__Your task__:
Gather all lines from the material that contain the word "JSON".

__Given data__:
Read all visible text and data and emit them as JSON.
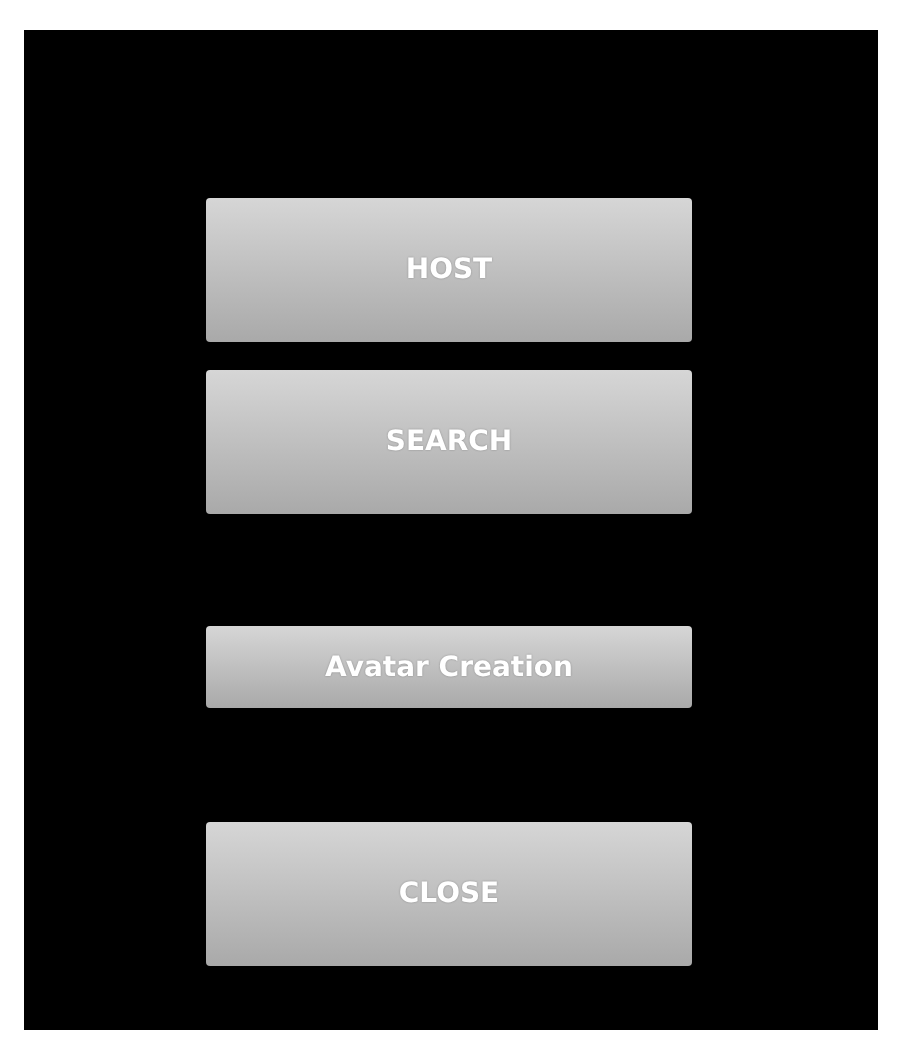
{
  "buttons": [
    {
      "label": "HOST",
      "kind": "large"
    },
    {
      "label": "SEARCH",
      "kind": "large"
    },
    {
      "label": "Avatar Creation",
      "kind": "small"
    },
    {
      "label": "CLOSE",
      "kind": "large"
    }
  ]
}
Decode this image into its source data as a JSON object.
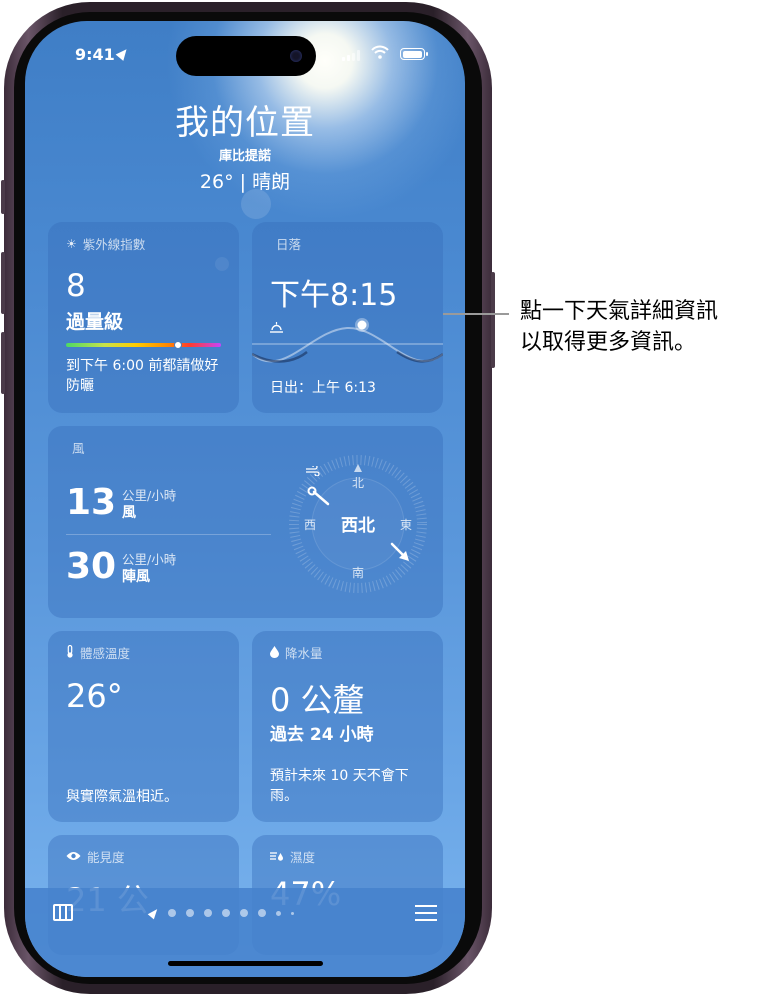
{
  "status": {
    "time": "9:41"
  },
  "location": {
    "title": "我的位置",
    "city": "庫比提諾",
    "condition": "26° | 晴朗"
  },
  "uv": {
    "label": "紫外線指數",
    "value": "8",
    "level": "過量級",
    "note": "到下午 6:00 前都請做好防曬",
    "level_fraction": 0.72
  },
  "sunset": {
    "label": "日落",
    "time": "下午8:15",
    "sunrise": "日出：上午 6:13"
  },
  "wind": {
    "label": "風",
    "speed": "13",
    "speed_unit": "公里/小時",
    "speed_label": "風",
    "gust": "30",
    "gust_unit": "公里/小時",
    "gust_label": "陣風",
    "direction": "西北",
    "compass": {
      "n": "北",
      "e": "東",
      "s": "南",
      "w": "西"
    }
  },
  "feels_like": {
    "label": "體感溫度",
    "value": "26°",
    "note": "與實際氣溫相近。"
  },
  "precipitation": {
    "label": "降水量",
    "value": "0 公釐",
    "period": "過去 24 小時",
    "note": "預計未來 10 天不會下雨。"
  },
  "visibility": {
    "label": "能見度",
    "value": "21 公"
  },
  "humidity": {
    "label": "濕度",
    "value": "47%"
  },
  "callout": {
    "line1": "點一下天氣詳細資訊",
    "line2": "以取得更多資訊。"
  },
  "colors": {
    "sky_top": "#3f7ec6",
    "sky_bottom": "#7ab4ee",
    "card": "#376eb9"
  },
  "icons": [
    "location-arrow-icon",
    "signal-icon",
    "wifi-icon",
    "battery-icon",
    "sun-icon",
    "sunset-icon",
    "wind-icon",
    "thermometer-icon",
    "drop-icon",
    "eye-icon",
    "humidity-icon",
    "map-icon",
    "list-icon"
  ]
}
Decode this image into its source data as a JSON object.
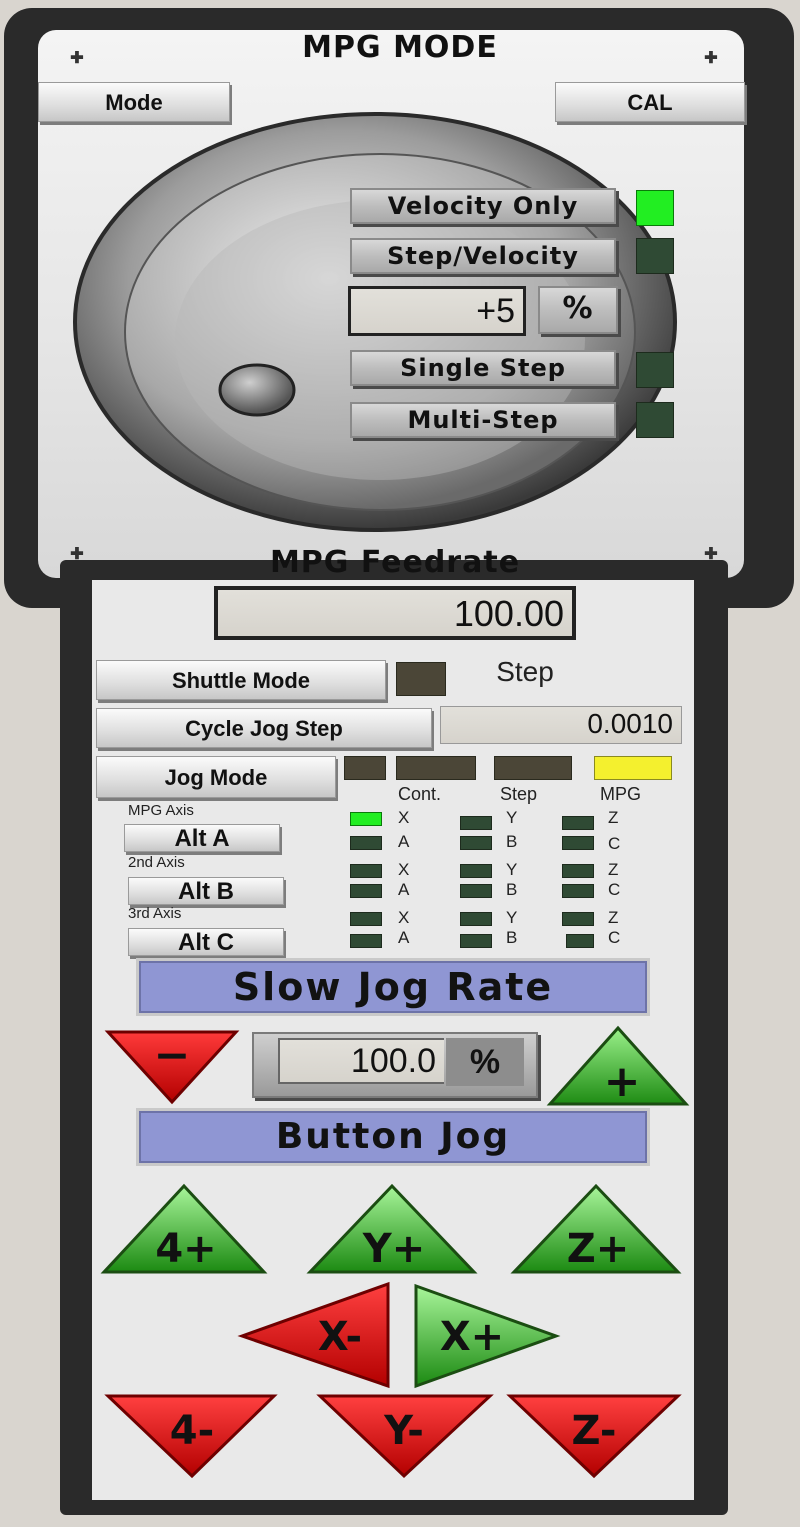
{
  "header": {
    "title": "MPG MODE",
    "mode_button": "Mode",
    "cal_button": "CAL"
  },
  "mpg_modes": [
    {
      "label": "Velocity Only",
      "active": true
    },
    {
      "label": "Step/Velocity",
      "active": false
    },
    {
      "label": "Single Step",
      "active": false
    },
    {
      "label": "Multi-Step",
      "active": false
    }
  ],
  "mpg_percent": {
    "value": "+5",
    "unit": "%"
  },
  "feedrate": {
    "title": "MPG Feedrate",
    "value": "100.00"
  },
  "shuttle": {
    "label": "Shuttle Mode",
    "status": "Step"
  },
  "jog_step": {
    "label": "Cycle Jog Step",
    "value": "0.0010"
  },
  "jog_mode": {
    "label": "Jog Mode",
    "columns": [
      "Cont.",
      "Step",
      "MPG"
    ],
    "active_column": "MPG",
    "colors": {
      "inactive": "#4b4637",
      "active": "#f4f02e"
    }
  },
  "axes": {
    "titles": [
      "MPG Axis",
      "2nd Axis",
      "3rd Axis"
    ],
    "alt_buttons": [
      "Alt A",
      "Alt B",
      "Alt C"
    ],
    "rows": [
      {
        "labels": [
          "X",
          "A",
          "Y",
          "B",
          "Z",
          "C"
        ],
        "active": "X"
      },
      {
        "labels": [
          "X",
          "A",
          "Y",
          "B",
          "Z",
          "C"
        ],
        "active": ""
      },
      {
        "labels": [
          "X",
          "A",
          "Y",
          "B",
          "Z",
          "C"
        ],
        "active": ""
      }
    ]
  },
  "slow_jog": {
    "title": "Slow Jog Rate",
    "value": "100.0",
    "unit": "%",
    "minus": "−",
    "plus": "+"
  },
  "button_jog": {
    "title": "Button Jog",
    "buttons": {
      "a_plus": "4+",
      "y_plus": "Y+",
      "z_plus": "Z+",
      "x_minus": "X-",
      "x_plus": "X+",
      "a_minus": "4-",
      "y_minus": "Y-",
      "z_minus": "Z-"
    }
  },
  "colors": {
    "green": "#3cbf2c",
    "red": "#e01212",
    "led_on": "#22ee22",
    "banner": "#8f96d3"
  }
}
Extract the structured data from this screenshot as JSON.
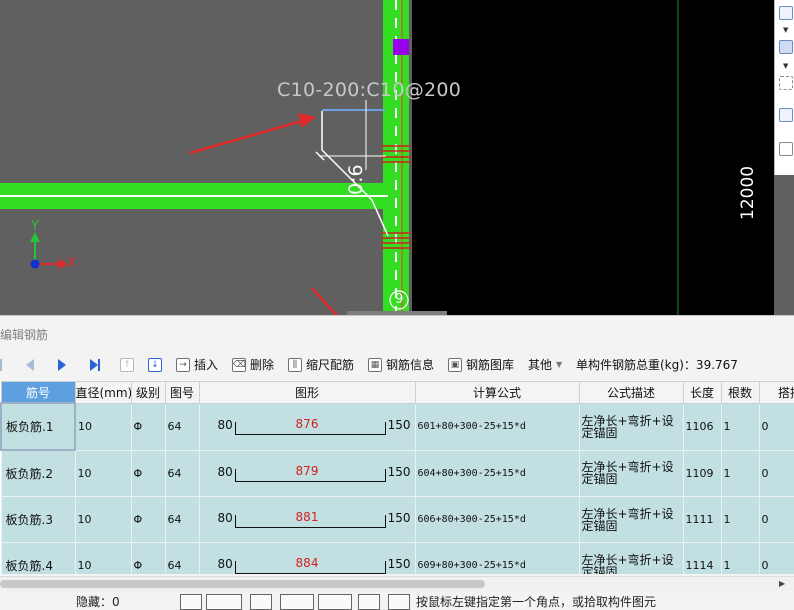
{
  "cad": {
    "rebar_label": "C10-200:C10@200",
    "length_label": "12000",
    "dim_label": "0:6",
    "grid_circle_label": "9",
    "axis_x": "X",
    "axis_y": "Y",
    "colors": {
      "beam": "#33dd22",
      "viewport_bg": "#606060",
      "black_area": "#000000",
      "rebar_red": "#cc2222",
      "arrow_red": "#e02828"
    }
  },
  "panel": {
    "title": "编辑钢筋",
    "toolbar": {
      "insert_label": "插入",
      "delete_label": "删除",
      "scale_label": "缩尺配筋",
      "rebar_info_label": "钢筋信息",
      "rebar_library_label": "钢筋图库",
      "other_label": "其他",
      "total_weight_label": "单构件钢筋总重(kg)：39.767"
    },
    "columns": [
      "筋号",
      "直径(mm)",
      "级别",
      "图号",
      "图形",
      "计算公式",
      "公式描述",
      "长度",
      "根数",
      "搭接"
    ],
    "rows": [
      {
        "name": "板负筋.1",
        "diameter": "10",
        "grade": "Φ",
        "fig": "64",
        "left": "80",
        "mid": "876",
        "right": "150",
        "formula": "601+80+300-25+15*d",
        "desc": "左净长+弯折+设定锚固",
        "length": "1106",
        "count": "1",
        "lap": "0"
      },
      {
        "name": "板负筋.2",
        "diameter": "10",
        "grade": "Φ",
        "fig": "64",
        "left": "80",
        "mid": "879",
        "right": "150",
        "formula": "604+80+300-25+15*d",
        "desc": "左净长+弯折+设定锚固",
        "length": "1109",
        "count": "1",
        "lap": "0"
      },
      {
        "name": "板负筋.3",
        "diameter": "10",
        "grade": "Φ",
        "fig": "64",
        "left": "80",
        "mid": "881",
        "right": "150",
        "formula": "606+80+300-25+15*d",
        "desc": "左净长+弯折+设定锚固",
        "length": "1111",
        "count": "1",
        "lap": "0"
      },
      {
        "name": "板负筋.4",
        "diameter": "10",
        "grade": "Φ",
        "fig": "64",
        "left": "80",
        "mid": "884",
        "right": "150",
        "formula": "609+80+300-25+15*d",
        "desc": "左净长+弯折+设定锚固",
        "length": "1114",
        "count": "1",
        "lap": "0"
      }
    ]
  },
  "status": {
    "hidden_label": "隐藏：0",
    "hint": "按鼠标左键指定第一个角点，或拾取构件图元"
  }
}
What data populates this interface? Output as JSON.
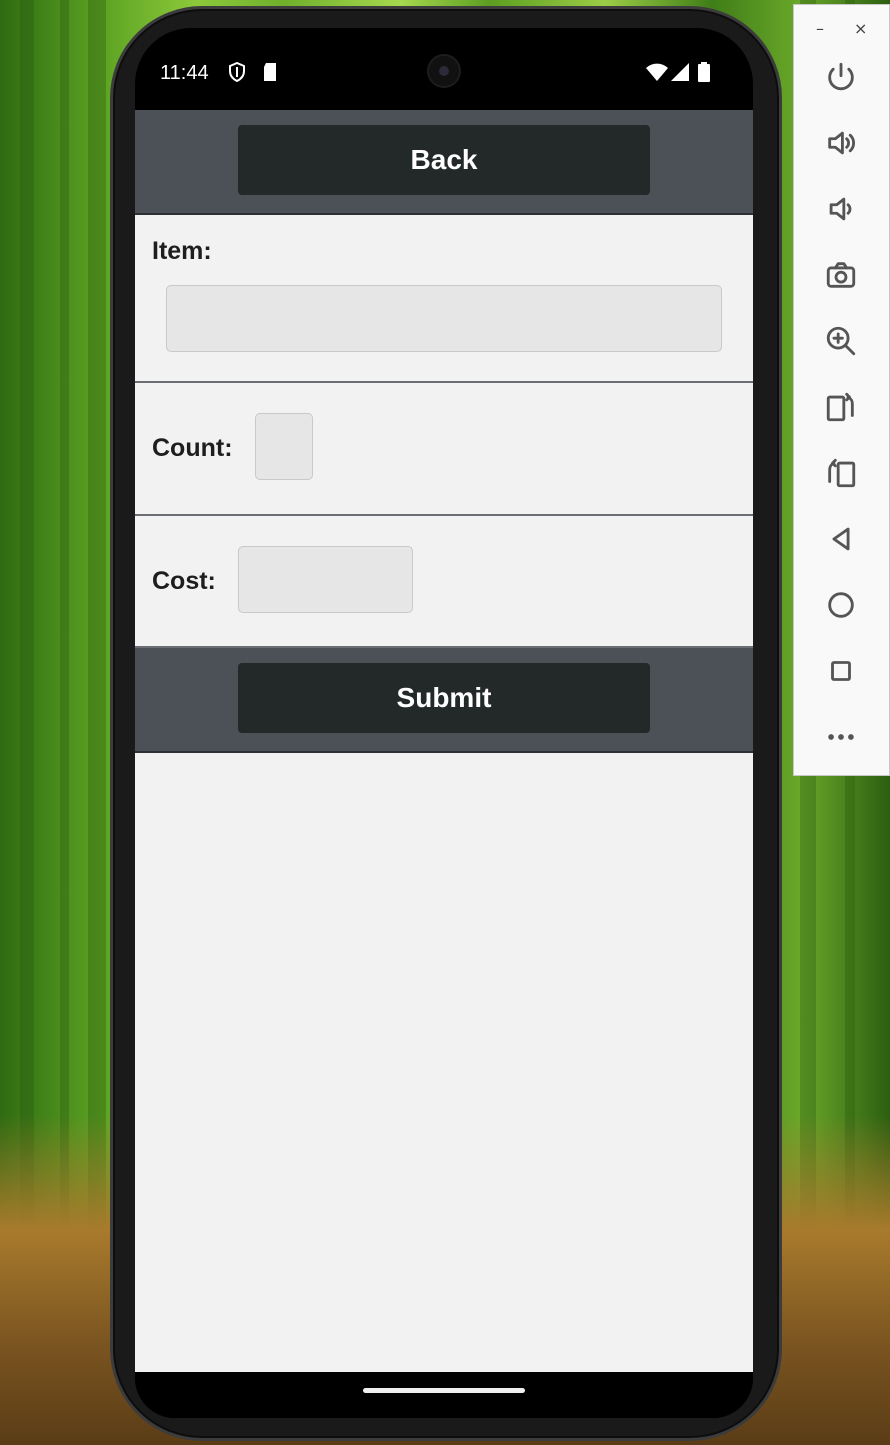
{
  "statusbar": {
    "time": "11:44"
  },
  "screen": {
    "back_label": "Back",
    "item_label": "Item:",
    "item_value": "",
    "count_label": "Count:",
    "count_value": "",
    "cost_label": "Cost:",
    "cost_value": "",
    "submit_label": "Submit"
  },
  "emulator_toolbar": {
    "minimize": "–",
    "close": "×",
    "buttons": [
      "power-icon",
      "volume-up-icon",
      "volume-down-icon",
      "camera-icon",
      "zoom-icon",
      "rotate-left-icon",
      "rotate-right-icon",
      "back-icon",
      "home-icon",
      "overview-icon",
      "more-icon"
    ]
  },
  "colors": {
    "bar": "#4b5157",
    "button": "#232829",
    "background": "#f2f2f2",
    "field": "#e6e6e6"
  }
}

__Answer for the task__:
Read all visible text and data and emit them as JSON.
Decode this image into its source data as a JSON object.
Decode this image into its source data as a JSON object.
Extract the structured data from this screenshot as JSON.
What data populates this interface? Output as JSON.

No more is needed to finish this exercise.